If you want help to reduce your alcohol consumption, grow, experience wellness and reach toward your full potential then here’s what you need to do contact me on 0434 337 245 for a FREE 10-minute phone consultation on how I can best help you.



Issues With Alcohol: How Do You Know You Have A Problem?

You love a drink. It relaxes you, you feel more confident and sociable, you have more fun. Recently, someone has been telling you that you have an alcohol problem – your partner, a parent, a close friend, maybe your boss? You can't accept what they say, after all everyone enjoys a drink every now and then. All your friends drink, if you drink a bit more now and then, it doesn't hurt anyone, you reason to yourself.

I understand that you don't want to be told that you have an alcohol problem. It feels like you are a child again, being told that you have done something wrong. It can feel embarrassing, humiliating and possibly frightening, especially if you had an alcoholic parent.

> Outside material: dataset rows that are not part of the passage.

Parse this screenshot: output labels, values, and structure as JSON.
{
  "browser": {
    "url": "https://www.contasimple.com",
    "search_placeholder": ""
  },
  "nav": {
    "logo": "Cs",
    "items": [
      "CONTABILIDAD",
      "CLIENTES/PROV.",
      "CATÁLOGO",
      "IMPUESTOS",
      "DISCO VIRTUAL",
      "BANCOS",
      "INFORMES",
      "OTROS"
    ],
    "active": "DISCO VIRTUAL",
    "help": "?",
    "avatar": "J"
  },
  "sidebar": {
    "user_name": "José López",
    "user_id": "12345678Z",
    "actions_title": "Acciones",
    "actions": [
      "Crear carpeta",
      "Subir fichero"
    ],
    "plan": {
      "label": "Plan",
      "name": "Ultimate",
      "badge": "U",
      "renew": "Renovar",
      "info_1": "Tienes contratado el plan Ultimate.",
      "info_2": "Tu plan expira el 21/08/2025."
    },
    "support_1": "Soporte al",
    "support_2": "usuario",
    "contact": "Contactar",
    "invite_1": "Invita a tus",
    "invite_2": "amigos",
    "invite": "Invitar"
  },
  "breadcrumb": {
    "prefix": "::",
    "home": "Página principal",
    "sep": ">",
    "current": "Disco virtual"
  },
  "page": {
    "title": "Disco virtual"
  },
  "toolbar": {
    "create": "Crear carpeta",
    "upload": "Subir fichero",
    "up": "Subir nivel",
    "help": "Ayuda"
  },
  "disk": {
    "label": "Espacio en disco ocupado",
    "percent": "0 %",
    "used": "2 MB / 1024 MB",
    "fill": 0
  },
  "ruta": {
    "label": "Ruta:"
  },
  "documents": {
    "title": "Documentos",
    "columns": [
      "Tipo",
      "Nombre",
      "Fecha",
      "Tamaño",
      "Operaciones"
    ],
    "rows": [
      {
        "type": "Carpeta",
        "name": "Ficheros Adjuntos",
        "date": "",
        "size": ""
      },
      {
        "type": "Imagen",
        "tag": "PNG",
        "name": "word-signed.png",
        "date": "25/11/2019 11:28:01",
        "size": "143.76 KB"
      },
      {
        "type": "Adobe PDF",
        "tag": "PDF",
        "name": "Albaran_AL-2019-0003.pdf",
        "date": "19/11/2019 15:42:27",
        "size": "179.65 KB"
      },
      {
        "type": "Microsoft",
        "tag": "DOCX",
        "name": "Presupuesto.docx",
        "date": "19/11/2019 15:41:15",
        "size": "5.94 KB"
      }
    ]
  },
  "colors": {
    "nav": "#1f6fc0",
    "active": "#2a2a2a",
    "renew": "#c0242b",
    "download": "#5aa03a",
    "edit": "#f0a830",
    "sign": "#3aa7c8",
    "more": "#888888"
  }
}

So I simply want to ask you a few questions that can help you make up your own mind. Be aware that if you do have an alcohol problem, you won't want to admit it. You will feel really defensive as I ask you to take an honest look at how you are doing.

1. How many times a week do you drink alcohol?

  • The recommended limit for low risk drinking is 2 standard drinks a day including 1 alcohol free day a week. Can you stop at 2 drinks? Perhaps you could test yourself over the next couple of weeks and keep a diary of how much you drink.


2. How much do you drink in any single episode?

  • You may drink just on one or two nights a week. How much do you drink on those occasions? The recommended limit when drinking on those occasions is 4 standard drinks. 
  • Binge drinking to the point of intoxication as a regular occurrence is a risk to your health. Are you frequently intoxicated? Over the next fortnight, keep a count of how often you drink to intoxication.


3. Has the issue of alcohol caused conflict in your relationship? 

  •  your partner nags you about your drinking 
  •  you frequently fight about your drinking to the point that you avoid coming home
  •  you are more irritable, distrustful or aggressive


4. Are you noticing that your behaviour is frequently out of character?

  • acting inappropriately
  • making poor decisions
  • telling lies
  • driving under the influence of alcohol


How did you do as you answered these questions?  If you could identify yourself in these four points, I encourage you to seek some help. You can find help on the internet by putting the word ‘alcohol' into the google search engine. You will be able to research what is available near your location. If you live on the Bellerine Region of Victoria, contact watersedgecounselling for alcohol counselling on 0434337245 or book now.

If you want help to overcome your alcohol issue, grow, experience wellness and reach toward your full potential then here’s what you need to do contact me on 0434 337 245 for a FREE 10-minute phone consultation on how I can best help you.